Following up on a previous post about Chevy's new, heavily-subsidized, electric car, the Volt:
Item: Relying primarily on its battery-powered electric motor, unless the driver draws on the "secondary" gasoline engine, the car must be recharged every 25-50 miles. General Motors presumes that "Chevrolet Volts are likely to be charged off-peak in the evening or overnight when electricity consumption is lower"--and the government-owned automaker claims this would save consumers $1500 per year (see page 9 of the Powerpoint here).
Item: The Chevy's battery can be recharged via a portable 120 Volt unit that plugs into a normal AC outlet (see page 2-3 of the Powerpoint here)--but that takes about 10 hours (see page 7 of the Powerpoint here).
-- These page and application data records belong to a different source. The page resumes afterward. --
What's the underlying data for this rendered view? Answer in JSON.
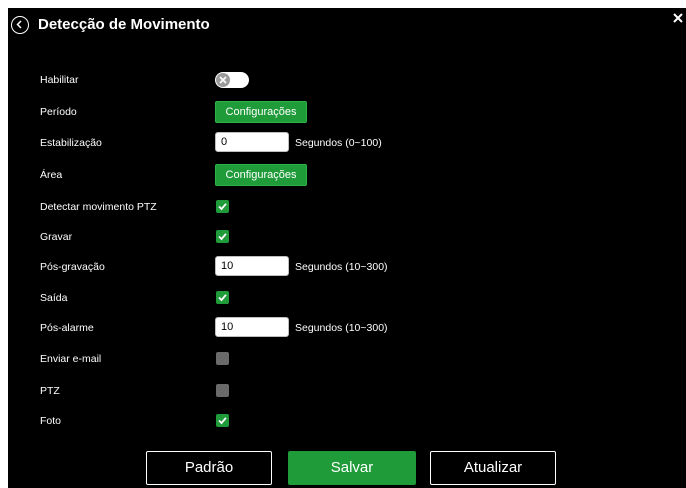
{
  "dialog": {
    "title": "Detecção de Movimento",
    "back_icon": "chevron-left-circle-icon",
    "close_icon": "close-icon"
  },
  "fields": {
    "enable": {
      "label": "Habilitar",
      "state": "off"
    },
    "period": {
      "label": "Período",
      "button": "Configurações"
    },
    "stabilization": {
      "label": "Estabilização",
      "value": "0",
      "hint": "Segundos (0~100)"
    },
    "area": {
      "label": "Área",
      "button": "Configurações"
    },
    "ptz_detect": {
      "label": "Detectar movimento PTZ",
      "checked": true
    },
    "record": {
      "label": "Gravar",
      "checked": true
    },
    "post_record": {
      "label": "Pós-gravação",
      "value": "10",
      "hint": "Segundos (10~300)"
    },
    "output": {
      "label": "Saída",
      "checked": true
    },
    "post_alarm": {
      "label": "Pós-alarme",
      "value": "10",
      "hint": "Segundos (10~300)"
    },
    "send_email": {
      "label": "Enviar e-mail",
      "checked": false
    },
    "ptz": {
      "label": "PTZ",
      "checked": false
    },
    "photo": {
      "label": "Foto",
      "checked": true
    }
  },
  "footer": {
    "default_label": "Padrão",
    "save_label": "Salvar",
    "refresh_label": "Atualizar"
  },
  "colors": {
    "background": "#000000",
    "accent": "#1f9b3a",
    "checkbox_off": "#6a6a6a"
  }
}
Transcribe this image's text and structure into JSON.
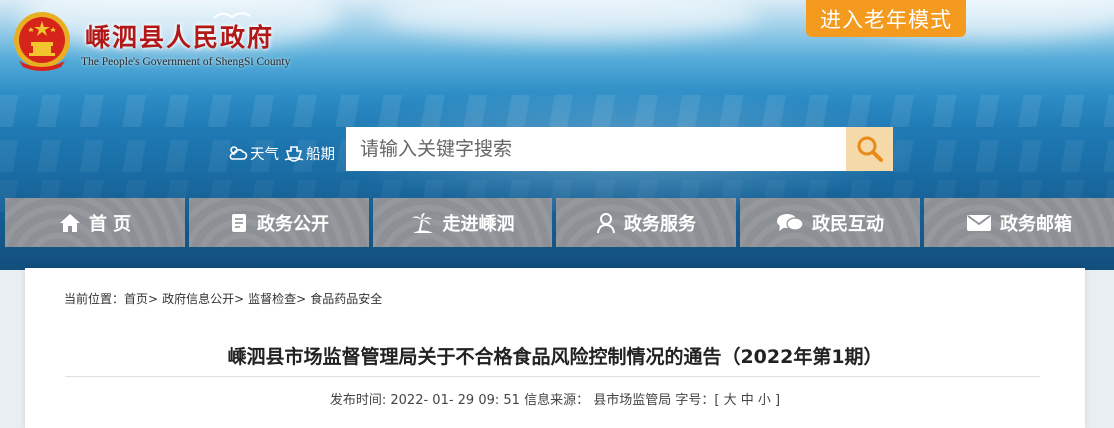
{
  "header": {
    "site_title": "嵊泗县人民政府",
    "site_subtitle": "The People's Government of ShengSi County",
    "elder_mode_label": "进入老年模式"
  },
  "quick_links": {
    "weather_label": "天气",
    "ferry_label": "船期"
  },
  "search": {
    "placeholder": "请输入关键字搜索"
  },
  "nav": {
    "items": [
      {
        "label": "首 页",
        "icon": "home-icon"
      },
      {
        "label": "政务公开",
        "icon": "document-icon"
      },
      {
        "label": "走进嵊泗",
        "icon": "palm-tree-icon"
      },
      {
        "label": "政务服务",
        "icon": "user-icon"
      },
      {
        "label": "政民互动",
        "icon": "chat-icon"
      },
      {
        "label": "政务邮箱",
        "icon": "mail-icon"
      }
    ]
  },
  "breadcrumb": {
    "prefix": "当前位置：",
    "items": [
      "首页>",
      "政府信息公开>",
      "监督检查>",
      "食品药品安全"
    ]
  },
  "article": {
    "title": "嵊泗县市场监督管理局关于不合格食品风险控制情况的通告（2022年第1期）",
    "publish_label": "发布时间: ",
    "publish_time": "2022- 01- 29 09: 51",
    "source_label": " 信息来源： ",
    "source": "县市场监管局",
    "font_size_label": " 字号：[ ",
    "font_large": "大",
    "font_medium": "中",
    "font_small": "小",
    "font_size_close": " ]"
  },
  "colors": {
    "title_red": "#b11818",
    "elder_orange": "#f39a1f",
    "nav_gray": "#8d9196"
  }
}
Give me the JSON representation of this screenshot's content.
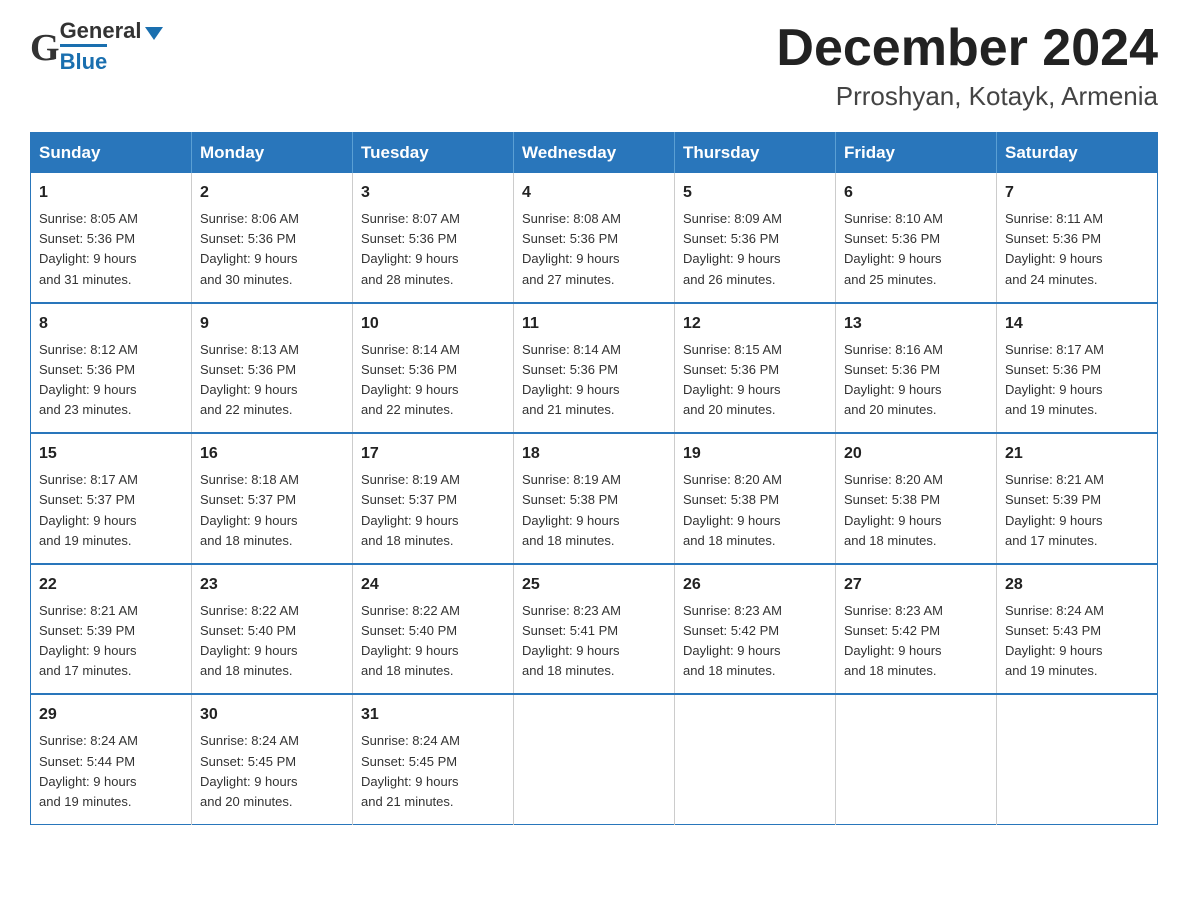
{
  "header": {
    "logo_general": "General",
    "logo_blue": "Blue",
    "month_title": "December 2024",
    "location": "Prroshyan, Kotayk, Armenia"
  },
  "days_of_week": [
    "Sunday",
    "Monday",
    "Tuesday",
    "Wednesday",
    "Thursday",
    "Friday",
    "Saturday"
  ],
  "weeks": [
    [
      {
        "day": "1",
        "sunrise": "8:05 AM",
        "sunset": "5:36 PM",
        "daylight": "9 hours and 31 minutes."
      },
      {
        "day": "2",
        "sunrise": "8:06 AM",
        "sunset": "5:36 PM",
        "daylight": "9 hours and 30 minutes."
      },
      {
        "day": "3",
        "sunrise": "8:07 AM",
        "sunset": "5:36 PM",
        "daylight": "9 hours and 28 minutes."
      },
      {
        "day": "4",
        "sunrise": "8:08 AM",
        "sunset": "5:36 PM",
        "daylight": "9 hours and 27 minutes."
      },
      {
        "day": "5",
        "sunrise": "8:09 AM",
        "sunset": "5:36 PM",
        "daylight": "9 hours and 26 minutes."
      },
      {
        "day": "6",
        "sunrise": "8:10 AM",
        "sunset": "5:36 PM",
        "daylight": "9 hours and 25 minutes."
      },
      {
        "day": "7",
        "sunrise": "8:11 AM",
        "sunset": "5:36 PM",
        "daylight": "9 hours and 24 minutes."
      }
    ],
    [
      {
        "day": "8",
        "sunrise": "8:12 AM",
        "sunset": "5:36 PM",
        "daylight": "9 hours and 23 minutes."
      },
      {
        "day": "9",
        "sunrise": "8:13 AM",
        "sunset": "5:36 PM",
        "daylight": "9 hours and 22 minutes."
      },
      {
        "day": "10",
        "sunrise": "8:14 AM",
        "sunset": "5:36 PM",
        "daylight": "9 hours and 22 minutes."
      },
      {
        "day": "11",
        "sunrise": "8:14 AM",
        "sunset": "5:36 PM",
        "daylight": "9 hours and 21 minutes."
      },
      {
        "day": "12",
        "sunrise": "8:15 AM",
        "sunset": "5:36 PM",
        "daylight": "9 hours and 20 minutes."
      },
      {
        "day": "13",
        "sunrise": "8:16 AM",
        "sunset": "5:36 PM",
        "daylight": "9 hours and 20 minutes."
      },
      {
        "day": "14",
        "sunrise": "8:17 AM",
        "sunset": "5:36 PM",
        "daylight": "9 hours and 19 minutes."
      }
    ],
    [
      {
        "day": "15",
        "sunrise": "8:17 AM",
        "sunset": "5:37 PM",
        "daylight": "9 hours and 19 minutes."
      },
      {
        "day": "16",
        "sunrise": "8:18 AM",
        "sunset": "5:37 PM",
        "daylight": "9 hours and 18 minutes."
      },
      {
        "day": "17",
        "sunrise": "8:19 AM",
        "sunset": "5:37 PM",
        "daylight": "9 hours and 18 minutes."
      },
      {
        "day": "18",
        "sunrise": "8:19 AM",
        "sunset": "5:38 PM",
        "daylight": "9 hours and 18 minutes."
      },
      {
        "day": "19",
        "sunrise": "8:20 AM",
        "sunset": "5:38 PM",
        "daylight": "9 hours and 18 minutes."
      },
      {
        "day": "20",
        "sunrise": "8:20 AM",
        "sunset": "5:38 PM",
        "daylight": "9 hours and 18 minutes."
      },
      {
        "day": "21",
        "sunrise": "8:21 AM",
        "sunset": "5:39 PM",
        "daylight": "9 hours and 17 minutes."
      }
    ],
    [
      {
        "day": "22",
        "sunrise": "8:21 AM",
        "sunset": "5:39 PM",
        "daylight": "9 hours and 17 minutes."
      },
      {
        "day": "23",
        "sunrise": "8:22 AM",
        "sunset": "5:40 PM",
        "daylight": "9 hours and 18 minutes."
      },
      {
        "day": "24",
        "sunrise": "8:22 AM",
        "sunset": "5:40 PM",
        "daylight": "9 hours and 18 minutes."
      },
      {
        "day": "25",
        "sunrise": "8:23 AM",
        "sunset": "5:41 PM",
        "daylight": "9 hours and 18 minutes."
      },
      {
        "day": "26",
        "sunrise": "8:23 AM",
        "sunset": "5:42 PM",
        "daylight": "9 hours and 18 minutes."
      },
      {
        "day": "27",
        "sunrise": "8:23 AM",
        "sunset": "5:42 PM",
        "daylight": "9 hours and 18 minutes."
      },
      {
        "day": "28",
        "sunrise": "8:24 AM",
        "sunset": "5:43 PM",
        "daylight": "9 hours and 19 minutes."
      }
    ],
    [
      {
        "day": "29",
        "sunrise": "8:24 AM",
        "sunset": "5:44 PM",
        "daylight": "9 hours and 19 minutes."
      },
      {
        "day": "30",
        "sunrise": "8:24 AM",
        "sunset": "5:45 PM",
        "daylight": "9 hours and 20 minutes."
      },
      {
        "day": "31",
        "sunrise": "8:24 AM",
        "sunset": "5:45 PM",
        "daylight": "9 hours and 21 minutes."
      },
      null,
      null,
      null,
      null
    ]
  ],
  "cell_labels": {
    "sunrise": "Sunrise:",
    "sunset": "Sunset:",
    "daylight": "Daylight:"
  }
}
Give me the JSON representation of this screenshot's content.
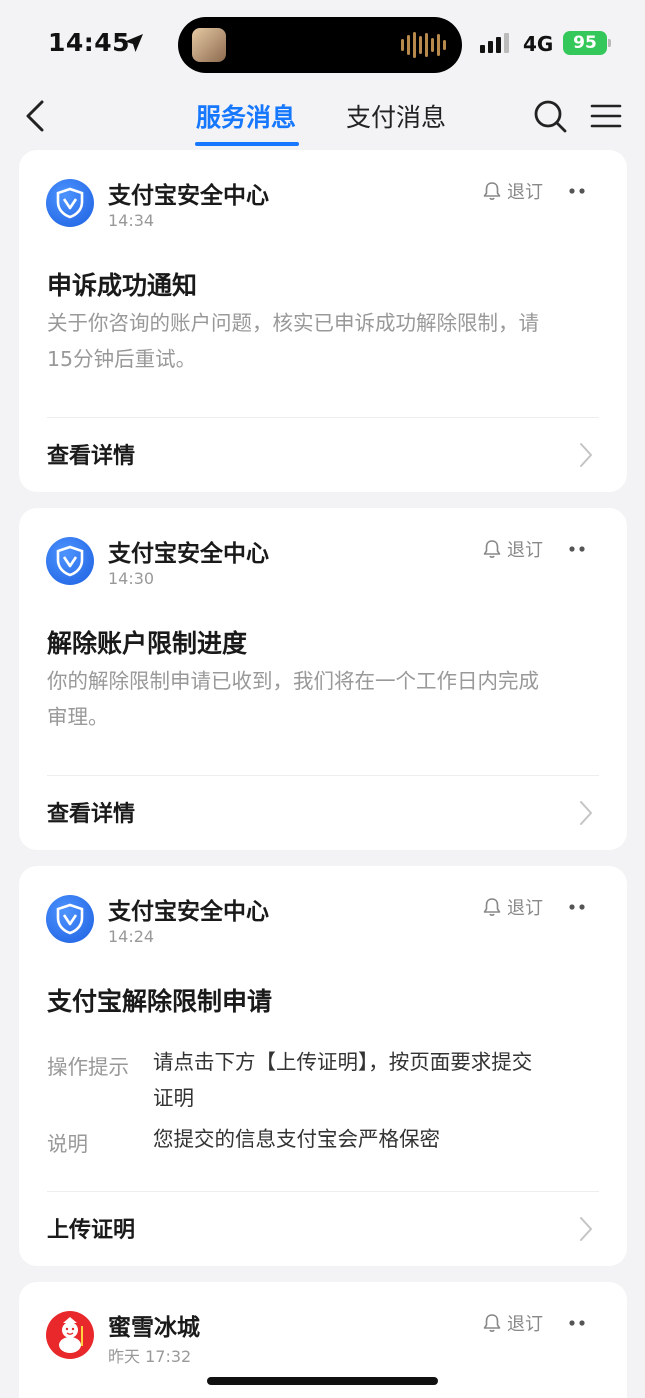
{
  "status_bar": {
    "time": "14:45",
    "network": "4G",
    "battery": "95"
  },
  "nav": {
    "tabs": [
      {
        "label": "服务消息",
        "active": true
      },
      {
        "label": "支付消息",
        "active": false
      }
    ],
    "accent_color": "#1677ff"
  },
  "cards": [
    {
      "sender": "支付宝安全中心",
      "time": "14:34",
      "unsubscribe": "退订",
      "title": "申诉成功通知",
      "body_lines": [
        "关于你咨询的账户问题，核实已申诉成功解除限制，请",
        "15分钟后重试。"
      ],
      "action": "查看详情"
    },
    {
      "sender": "支付宝安全中心",
      "time": "14:30",
      "unsubscribe": "退订",
      "title": "解除账户限制进度",
      "body_lines": [
        "你的解除限制申请已收到，我们将在一个工作日内完成",
        "审理。"
      ],
      "action": "查看详情"
    },
    {
      "sender": "支付宝安全中心",
      "time": "14:24",
      "unsubscribe": "退订",
      "title": "支付宝解除限制申请",
      "details": [
        {
          "key": "操作提示",
          "value_lines": [
            "请点击下方【上传证明】，按页面要求提交",
            "证明"
          ]
        },
        {
          "key": "说明",
          "value_lines": [
            "您提交的信息支付宝会严格保密"
          ]
        }
      ],
      "action": "上传证明"
    },
    {
      "sender": "蜜雪冰城",
      "time": "昨天 17:32",
      "unsubscribe": "退订"
    }
  ]
}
Item: The battery also can be recharged via a 240 Volt home charge unit (see page 2 of the Powerpoint here)--but that requires purchasing the optional unit for $490.
Item: The 240 Volt unit cuts recharging time to only 4 hours (see page 7 of the Powerpoint here)--but that requires instillation by a skilled and licensed electrician, which GM estimates costing an additional $1475.
Item: To be fair, consumers may not pay the full freight for installation--that may be reimbursed in part by state and Federal tax credits.
Conclusion: Reader OBH said in comments on the previous Chevy Volt post:
Beware of technical tricks.OBH was talking about actual energy saving and carbon reduction, which drops when one examines electric generation, production inputs and disposal for an electric car's entire inputs and life-cycle. Yet the same is true regarding the Chevy Volt's operating cost as well--it's about $2000 more expensive than claimed. Oh, and those (additional) tax credits for purchasers of faster charger? That may make consumer prices less expensive--but that's still is a cost paid via cross subsidies from taxpayers as a whole to the smug socialists who purchase a Volt as proof they're progressive.
The only -- repeat: only -- way to examine this whole process (and that's IF we [acknowledge] that the carbon footprint is relevant to jack or that other stuff -- a very BIG "if") is to utilize some variety of full-life-cycle accounting.